**DATA:**
┄┄┄┄┄┄

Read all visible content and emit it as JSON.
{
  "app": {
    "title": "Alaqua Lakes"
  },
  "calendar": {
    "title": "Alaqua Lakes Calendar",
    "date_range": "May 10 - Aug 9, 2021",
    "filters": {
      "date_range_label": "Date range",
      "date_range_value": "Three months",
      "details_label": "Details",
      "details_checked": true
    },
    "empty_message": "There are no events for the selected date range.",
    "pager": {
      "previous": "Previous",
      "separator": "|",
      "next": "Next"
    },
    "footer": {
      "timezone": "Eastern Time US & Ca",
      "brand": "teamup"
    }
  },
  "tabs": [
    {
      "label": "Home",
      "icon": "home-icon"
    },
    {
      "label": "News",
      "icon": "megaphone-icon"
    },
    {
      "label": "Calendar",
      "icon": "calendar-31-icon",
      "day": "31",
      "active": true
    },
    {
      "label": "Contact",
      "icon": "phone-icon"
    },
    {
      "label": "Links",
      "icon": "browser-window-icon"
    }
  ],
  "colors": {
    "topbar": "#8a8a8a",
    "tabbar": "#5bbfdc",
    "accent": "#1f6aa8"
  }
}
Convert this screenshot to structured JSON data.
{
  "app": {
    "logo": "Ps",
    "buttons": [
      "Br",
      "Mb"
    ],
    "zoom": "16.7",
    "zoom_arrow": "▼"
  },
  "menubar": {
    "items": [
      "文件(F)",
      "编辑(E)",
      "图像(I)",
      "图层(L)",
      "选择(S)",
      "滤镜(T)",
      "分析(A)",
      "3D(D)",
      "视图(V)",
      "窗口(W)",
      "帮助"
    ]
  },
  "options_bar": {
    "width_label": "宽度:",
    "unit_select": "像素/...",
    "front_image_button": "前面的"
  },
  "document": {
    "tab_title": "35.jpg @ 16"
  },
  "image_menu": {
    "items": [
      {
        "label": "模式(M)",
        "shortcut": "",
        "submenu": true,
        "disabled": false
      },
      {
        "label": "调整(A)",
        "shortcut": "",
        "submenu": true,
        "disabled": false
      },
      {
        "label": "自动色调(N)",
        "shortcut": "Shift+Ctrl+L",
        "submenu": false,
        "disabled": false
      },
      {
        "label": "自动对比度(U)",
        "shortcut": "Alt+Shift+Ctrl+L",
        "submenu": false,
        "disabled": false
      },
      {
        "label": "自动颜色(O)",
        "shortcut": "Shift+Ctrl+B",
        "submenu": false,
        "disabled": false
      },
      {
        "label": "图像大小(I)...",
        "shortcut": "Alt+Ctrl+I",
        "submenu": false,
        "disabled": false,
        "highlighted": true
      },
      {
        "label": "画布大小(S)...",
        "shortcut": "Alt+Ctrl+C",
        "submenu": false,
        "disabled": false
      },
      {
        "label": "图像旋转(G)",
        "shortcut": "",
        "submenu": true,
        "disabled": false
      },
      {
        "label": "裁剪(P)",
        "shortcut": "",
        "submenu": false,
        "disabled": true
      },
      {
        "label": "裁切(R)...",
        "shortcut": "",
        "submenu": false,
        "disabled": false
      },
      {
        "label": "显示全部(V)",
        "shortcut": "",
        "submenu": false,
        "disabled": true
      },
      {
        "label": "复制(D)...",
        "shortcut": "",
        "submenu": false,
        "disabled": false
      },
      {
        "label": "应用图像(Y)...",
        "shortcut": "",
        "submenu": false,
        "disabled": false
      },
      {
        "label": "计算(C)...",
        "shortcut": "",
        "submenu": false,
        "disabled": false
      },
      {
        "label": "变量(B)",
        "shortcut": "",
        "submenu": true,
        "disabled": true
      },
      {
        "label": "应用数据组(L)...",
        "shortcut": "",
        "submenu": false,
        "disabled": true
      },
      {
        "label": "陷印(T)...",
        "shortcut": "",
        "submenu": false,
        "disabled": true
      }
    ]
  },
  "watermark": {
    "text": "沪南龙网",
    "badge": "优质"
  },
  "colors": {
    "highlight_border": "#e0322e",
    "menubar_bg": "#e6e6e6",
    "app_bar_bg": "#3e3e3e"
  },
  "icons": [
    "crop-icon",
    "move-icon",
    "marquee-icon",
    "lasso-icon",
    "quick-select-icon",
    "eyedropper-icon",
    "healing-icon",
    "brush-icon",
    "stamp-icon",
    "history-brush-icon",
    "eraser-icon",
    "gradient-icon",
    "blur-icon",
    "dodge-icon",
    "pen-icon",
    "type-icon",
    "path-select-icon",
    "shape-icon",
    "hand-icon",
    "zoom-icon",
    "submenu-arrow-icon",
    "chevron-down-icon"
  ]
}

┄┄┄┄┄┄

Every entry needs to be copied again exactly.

Read all visible content and emit it as JSON.
{
  "app": {
    "title": "Alaqua Lakes"
  },
  "calendar": {
    "title": "Alaqua Lakes Calendar",
    "date_range": "May 10 - Aug 9, 2021",
    "filters": {
      "date_range_label": "Date range",
      "date_range_value": "Three months",
      "details_label": "Details",
      "details_checked": true
    },
    "empty_message": "There are no events for the selected date range.",
    "pager": {
      "previous": "Previous",
      "separator": "|",
      "next": "Next"
    },
    "footer": {
      "timezone": "Eastern Time US & Ca",
      "brand": "teamup"
    }
  },
  "tabs": [
    {
      "label": "Home",
      "icon": "home-icon"
    },
    {
      "label": "News",
      "icon": "megaphone-icon"
    },
    {
      "label": "Calendar",
      "icon": "calendar-31-icon",
      "day": "31",
      "active": true
    },
    {
      "label": "Contact",
      "icon": "phone-icon"
    },
    {
      "label": "Links",
      "icon": "browser-window-icon"
    }
  ],
  "colors": {
    "topbar": "#8a8a8a",
    "tabbar": "#5bbfdc",
    "accent": "#1f6aa8"
  }
}
Convert this screenshot to structured JSON data.
{
  "app": {
    "logo": "Ps",
    "buttons": [
      "Br",
      "Mb"
    ],
    "zoom": "16.7",
    "zoom_arrow": "▼"
  },
  "menubar": {
    "items": [
      "文件(F)",
      "编辑(E)",
      "图像(I)",
      "图层(L)",
      "选择(S)",
      "滤镜(T)",
      "分析(A)",
      "3D(D)",
      "视图(V)",
      "窗口(W)",
      "帮助"
    ]
  },
  "options_bar": {
    "width_label": "宽度:",
    "unit_select": "像素/...",
    "front_image_button": "前面的"
  },
  "document": {
    "tab_title": "35.jpg @ 16"
  },
  "image_menu": {
    "items": [
      {
        "label": "模式(M)",
        "shortcut": "",
        "submenu": true,
        "disabled": false
      },
      {
        "label": "调整(A)",
        "shortcut": "",
        "submenu": true,
        "disabled": false
      },
      {
        "label": "自动色调(N)",
        "shortcut": "Shift+Ctrl+L",
        "submenu": false,
        "disabled": false
      },
      {
        "label": "自动对比度(U)",
        "shortcut": "Alt+Shift+Ctrl+L",
        "submenu": false,
        "disabled": false
      },
      {
        "label": "自动颜色(O)",
        "shortcut": "Shift+Ctrl+B",
        "submenu": false,
        "disabled": false
      },
      {
        "label": "图像大小(I)...",
        "shortcut": "Alt+Ctrl+I",
        "submenu": false,
        "disabled": false,
        "highlighted": true
      },
      {
        "label": "画布大小(S)...",
        "shortcut": "Alt+Ctrl+C",
        "submenu": false,
        "disabled": false
      },
      {
        "label": "图像旋转(G)",
        "shortcut": "",
        "submenu": true,
        "disabled": false
      },
      {
        "label": "裁剪(P)",
        "shortcut": "",
        "submenu": false,
        "disabled": true
      },
      {
        "label": "裁切(R)...",
        "shortcut": "",
        "submenu": false,
        "disabled": false
      },
      {
        "label": "显示全部(V)",
        "shortcut": "",
        "submenu": false,
        "disabled": true
      },
      {
        "label": "复制(D)...",
        "shortcut": "",
        "submenu": false,
        "disabled": false
      },
      {
        "label": "应用图像(Y)...",
        "shortcut": "",
        "submenu": false,
        "disabled": false
      },
      {
        "label": "计算(C)...",
        "shortcut": "",
        "submenu": false,
        "disabled": false
      },
      {
        "label": "变量(B)",
        "shortcut": "",
        "submenu": true,
        "disabled": true
      },
      {
        "label": "应用数据组(L)...",
        "shortcut": "",
        "submenu": false,
        "disabled": true
      },
      {
        "label": "陷印(T)...",
        "shortcut": "",
        "submenu": false,
        "disabled": true
      }
    ]
  },
  "watermark": {
    "text": "沪南龙网",
    "badge": "优质"
  },
  "colors": {
    "highlight_border": "#e0322e",
    "menubar_bg": "#e6e6e6",
    "app_bar_bg": "#3e3e3e"
  },
  "icons": [
    "crop-icon",
    "move-icon",
    "marquee-icon",
    "lasso-icon",
    "quick-select-icon",
    "eyedropper-icon",
    "healing-icon",
    "brush-icon",
    "stamp-icon",
    "history-brush-icon",
    "eraser-icon",
    "gradient-icon",
    "blur-icon",
    "dodge-icon",
    "pen-icon",
    "type-icon",
    "path-select-icon",
    "shape-icon",
    "hand-icon",
    "zoom-icon",
    "submenu-arrow-icon",
    "chevron-down-icon"
  ]
}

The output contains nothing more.